Your task:
Take every line from the entries below that includes the word "price" and copy it.
----- The records -----
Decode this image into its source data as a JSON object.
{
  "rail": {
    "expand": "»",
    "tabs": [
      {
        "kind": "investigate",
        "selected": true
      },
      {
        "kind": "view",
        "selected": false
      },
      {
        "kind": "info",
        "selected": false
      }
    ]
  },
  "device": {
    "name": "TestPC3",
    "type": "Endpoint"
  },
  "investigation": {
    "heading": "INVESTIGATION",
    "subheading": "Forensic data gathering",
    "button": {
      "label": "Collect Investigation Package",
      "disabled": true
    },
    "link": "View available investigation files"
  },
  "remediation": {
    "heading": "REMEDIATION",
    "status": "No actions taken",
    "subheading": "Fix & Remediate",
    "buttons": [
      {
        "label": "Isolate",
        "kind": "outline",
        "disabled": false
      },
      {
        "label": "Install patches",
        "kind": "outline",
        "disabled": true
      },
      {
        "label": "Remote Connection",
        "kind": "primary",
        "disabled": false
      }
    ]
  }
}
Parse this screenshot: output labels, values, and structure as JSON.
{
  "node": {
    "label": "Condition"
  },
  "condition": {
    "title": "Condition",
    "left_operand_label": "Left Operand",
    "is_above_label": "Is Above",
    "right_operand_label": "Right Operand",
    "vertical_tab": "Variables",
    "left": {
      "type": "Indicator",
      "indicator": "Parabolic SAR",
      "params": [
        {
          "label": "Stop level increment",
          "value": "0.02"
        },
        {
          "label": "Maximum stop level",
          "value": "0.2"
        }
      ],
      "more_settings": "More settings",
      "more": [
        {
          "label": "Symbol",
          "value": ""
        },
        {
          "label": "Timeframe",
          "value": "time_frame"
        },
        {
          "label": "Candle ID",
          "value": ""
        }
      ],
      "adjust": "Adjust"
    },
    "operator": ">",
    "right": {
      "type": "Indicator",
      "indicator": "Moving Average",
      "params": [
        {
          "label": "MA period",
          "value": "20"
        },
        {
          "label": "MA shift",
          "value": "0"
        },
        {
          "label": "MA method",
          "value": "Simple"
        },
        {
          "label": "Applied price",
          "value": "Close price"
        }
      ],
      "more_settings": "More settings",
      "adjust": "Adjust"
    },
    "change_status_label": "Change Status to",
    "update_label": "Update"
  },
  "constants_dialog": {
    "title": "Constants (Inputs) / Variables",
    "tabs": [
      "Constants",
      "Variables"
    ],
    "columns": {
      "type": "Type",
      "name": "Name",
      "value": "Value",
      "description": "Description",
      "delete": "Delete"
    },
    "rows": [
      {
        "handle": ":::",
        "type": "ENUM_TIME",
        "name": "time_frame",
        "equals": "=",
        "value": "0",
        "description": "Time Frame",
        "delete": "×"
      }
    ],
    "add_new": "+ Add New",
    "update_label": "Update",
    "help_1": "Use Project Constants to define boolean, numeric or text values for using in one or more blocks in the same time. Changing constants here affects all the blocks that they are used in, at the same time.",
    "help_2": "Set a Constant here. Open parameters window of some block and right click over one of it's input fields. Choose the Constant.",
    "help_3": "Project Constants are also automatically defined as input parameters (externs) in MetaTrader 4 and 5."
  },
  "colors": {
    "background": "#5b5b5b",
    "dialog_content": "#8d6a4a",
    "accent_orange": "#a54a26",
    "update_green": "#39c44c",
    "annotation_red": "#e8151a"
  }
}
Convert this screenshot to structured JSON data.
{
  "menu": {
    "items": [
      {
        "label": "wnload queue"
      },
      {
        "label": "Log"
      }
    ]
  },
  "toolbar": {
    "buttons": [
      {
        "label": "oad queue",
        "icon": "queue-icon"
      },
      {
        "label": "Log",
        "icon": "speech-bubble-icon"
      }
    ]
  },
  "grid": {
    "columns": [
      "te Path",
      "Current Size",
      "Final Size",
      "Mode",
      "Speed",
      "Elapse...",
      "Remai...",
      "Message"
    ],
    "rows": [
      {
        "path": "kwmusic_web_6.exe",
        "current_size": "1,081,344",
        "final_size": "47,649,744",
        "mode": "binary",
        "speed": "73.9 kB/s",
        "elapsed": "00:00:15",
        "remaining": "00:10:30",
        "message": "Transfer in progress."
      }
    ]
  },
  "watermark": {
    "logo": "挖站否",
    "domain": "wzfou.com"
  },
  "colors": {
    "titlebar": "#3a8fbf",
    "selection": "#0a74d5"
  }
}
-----
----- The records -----
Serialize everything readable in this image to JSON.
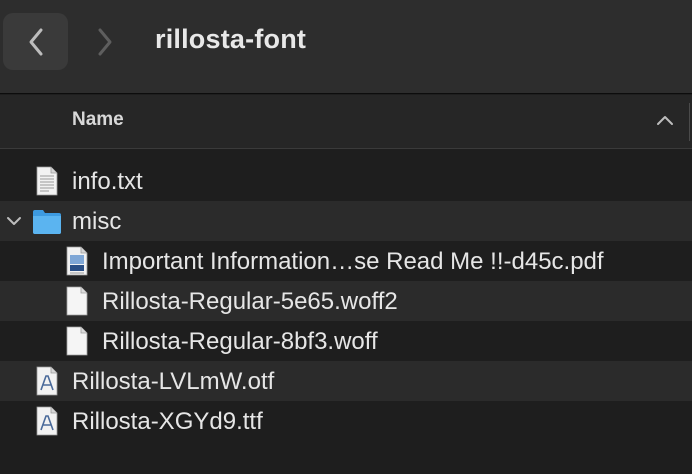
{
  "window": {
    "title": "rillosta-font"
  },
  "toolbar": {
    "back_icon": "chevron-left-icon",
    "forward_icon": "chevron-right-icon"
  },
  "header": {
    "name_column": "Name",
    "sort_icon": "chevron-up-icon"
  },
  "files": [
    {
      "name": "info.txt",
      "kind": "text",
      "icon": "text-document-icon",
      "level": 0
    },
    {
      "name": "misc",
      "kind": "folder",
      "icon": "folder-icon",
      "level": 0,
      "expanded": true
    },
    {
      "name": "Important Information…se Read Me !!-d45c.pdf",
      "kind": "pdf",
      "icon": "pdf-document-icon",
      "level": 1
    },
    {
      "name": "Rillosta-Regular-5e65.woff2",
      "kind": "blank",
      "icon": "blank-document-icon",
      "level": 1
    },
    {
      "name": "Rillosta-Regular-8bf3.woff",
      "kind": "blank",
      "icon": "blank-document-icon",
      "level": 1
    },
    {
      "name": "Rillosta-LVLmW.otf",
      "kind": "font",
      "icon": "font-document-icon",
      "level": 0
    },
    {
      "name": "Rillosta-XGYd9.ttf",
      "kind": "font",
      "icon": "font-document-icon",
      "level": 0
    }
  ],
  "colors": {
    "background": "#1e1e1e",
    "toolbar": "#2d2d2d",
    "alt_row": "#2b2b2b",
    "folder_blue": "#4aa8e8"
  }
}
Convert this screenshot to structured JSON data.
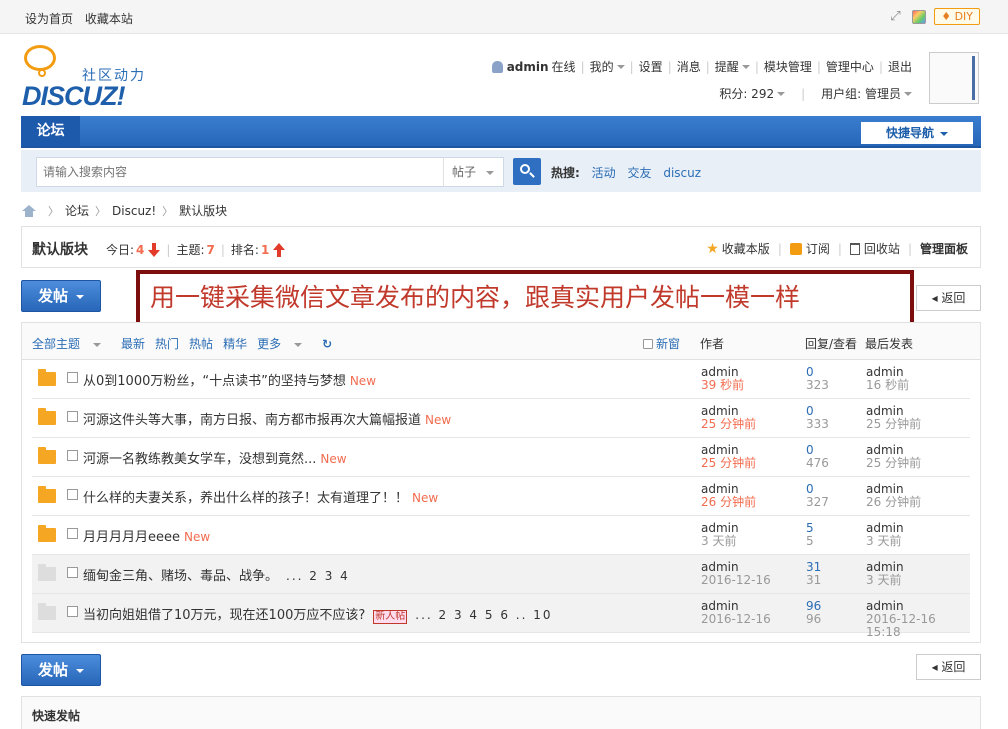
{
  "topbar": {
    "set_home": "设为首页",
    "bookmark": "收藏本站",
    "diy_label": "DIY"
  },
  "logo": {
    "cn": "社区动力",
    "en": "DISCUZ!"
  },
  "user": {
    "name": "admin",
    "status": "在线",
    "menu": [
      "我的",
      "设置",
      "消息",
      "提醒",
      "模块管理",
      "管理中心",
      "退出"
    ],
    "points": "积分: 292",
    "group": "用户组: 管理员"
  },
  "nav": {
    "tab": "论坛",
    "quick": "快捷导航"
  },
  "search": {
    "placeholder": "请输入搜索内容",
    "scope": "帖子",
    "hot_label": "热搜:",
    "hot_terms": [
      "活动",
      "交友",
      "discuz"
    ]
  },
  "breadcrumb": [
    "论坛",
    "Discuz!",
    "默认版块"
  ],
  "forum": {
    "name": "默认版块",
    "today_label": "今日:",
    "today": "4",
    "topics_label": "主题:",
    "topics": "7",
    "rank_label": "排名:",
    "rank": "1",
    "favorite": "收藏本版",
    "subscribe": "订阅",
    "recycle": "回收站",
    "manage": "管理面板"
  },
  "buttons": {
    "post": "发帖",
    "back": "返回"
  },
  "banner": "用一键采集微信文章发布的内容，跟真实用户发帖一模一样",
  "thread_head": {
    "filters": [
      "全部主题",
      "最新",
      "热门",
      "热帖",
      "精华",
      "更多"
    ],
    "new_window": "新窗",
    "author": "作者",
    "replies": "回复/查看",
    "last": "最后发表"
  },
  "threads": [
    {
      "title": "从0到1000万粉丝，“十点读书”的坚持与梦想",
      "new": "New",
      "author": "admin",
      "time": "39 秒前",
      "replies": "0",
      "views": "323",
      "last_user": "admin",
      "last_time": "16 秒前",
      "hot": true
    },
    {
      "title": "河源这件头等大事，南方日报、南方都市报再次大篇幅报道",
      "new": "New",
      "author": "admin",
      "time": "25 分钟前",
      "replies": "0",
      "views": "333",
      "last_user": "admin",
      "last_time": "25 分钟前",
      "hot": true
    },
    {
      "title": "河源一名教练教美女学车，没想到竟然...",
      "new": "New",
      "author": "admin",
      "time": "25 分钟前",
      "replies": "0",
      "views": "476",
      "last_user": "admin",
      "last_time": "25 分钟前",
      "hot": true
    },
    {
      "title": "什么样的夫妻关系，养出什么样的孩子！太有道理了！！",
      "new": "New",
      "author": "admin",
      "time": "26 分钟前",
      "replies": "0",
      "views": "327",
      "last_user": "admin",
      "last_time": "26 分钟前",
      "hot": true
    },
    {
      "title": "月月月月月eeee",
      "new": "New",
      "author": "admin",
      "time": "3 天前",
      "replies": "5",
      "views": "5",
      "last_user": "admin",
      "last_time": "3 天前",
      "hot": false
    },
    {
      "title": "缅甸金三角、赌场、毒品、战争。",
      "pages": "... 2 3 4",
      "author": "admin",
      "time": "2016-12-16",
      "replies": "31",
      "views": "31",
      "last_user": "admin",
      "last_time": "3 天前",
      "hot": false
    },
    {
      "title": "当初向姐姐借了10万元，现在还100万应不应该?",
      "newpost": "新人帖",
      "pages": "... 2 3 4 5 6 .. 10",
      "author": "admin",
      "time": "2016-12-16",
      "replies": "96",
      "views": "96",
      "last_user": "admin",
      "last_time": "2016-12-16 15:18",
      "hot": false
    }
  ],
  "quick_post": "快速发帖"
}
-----
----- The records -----
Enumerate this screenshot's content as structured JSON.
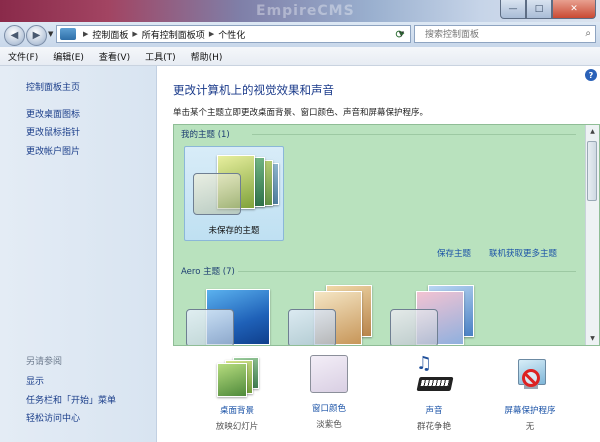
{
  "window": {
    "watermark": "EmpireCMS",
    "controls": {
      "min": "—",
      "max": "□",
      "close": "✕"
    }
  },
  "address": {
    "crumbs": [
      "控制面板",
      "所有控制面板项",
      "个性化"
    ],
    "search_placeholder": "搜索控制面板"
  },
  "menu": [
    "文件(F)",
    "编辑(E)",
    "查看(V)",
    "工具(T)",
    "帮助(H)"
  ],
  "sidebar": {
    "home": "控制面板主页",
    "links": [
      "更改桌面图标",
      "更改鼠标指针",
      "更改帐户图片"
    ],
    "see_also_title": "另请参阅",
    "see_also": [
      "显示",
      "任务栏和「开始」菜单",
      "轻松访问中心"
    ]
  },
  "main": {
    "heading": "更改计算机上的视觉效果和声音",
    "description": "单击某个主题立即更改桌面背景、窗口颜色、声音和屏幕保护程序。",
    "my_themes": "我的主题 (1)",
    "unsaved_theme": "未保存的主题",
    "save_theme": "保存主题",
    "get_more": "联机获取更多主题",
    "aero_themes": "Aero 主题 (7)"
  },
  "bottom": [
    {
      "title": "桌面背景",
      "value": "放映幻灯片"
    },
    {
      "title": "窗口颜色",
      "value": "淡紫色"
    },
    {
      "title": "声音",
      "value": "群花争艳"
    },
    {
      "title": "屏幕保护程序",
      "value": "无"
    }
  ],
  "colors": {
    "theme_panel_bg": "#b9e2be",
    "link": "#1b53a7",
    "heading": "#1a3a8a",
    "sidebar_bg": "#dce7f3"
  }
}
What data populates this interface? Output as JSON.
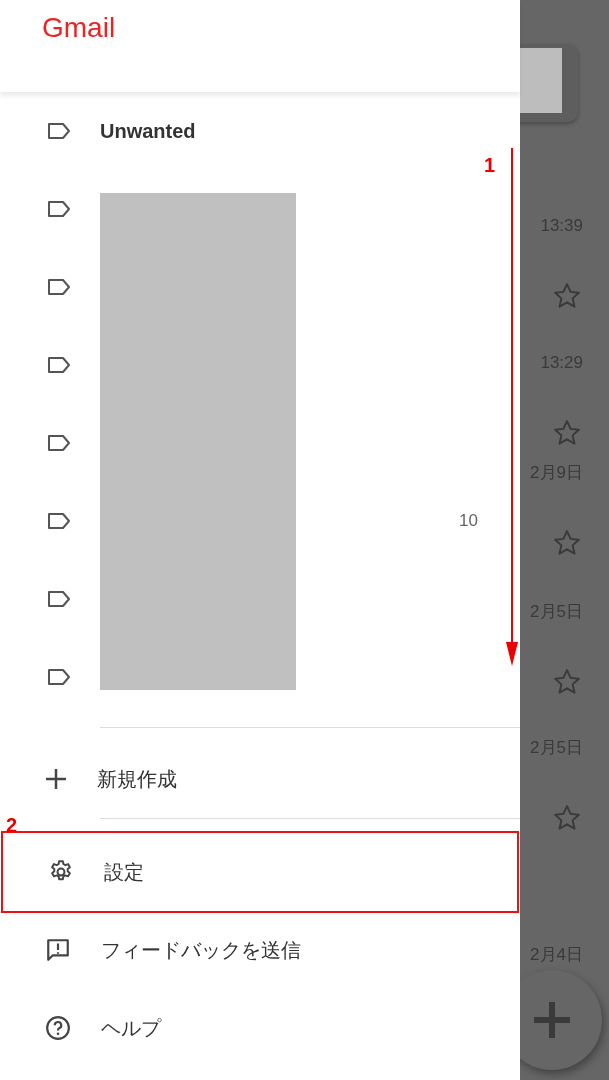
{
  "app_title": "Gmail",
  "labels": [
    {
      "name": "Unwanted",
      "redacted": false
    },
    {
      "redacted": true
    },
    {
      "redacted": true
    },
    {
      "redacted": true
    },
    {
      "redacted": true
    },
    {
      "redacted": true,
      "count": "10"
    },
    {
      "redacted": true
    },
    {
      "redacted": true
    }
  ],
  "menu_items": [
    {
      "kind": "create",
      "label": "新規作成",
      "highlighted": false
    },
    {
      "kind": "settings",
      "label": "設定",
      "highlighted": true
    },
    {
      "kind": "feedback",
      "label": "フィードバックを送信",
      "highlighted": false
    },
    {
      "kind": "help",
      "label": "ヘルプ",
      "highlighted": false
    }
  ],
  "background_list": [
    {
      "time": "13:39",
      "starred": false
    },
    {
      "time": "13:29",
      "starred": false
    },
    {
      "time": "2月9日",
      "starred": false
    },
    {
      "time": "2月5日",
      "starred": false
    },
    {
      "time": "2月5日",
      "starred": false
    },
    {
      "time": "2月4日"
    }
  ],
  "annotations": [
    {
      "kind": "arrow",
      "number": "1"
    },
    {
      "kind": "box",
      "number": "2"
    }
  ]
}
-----
Answer box:
          "label": "Applied price",
          "value": "Close price"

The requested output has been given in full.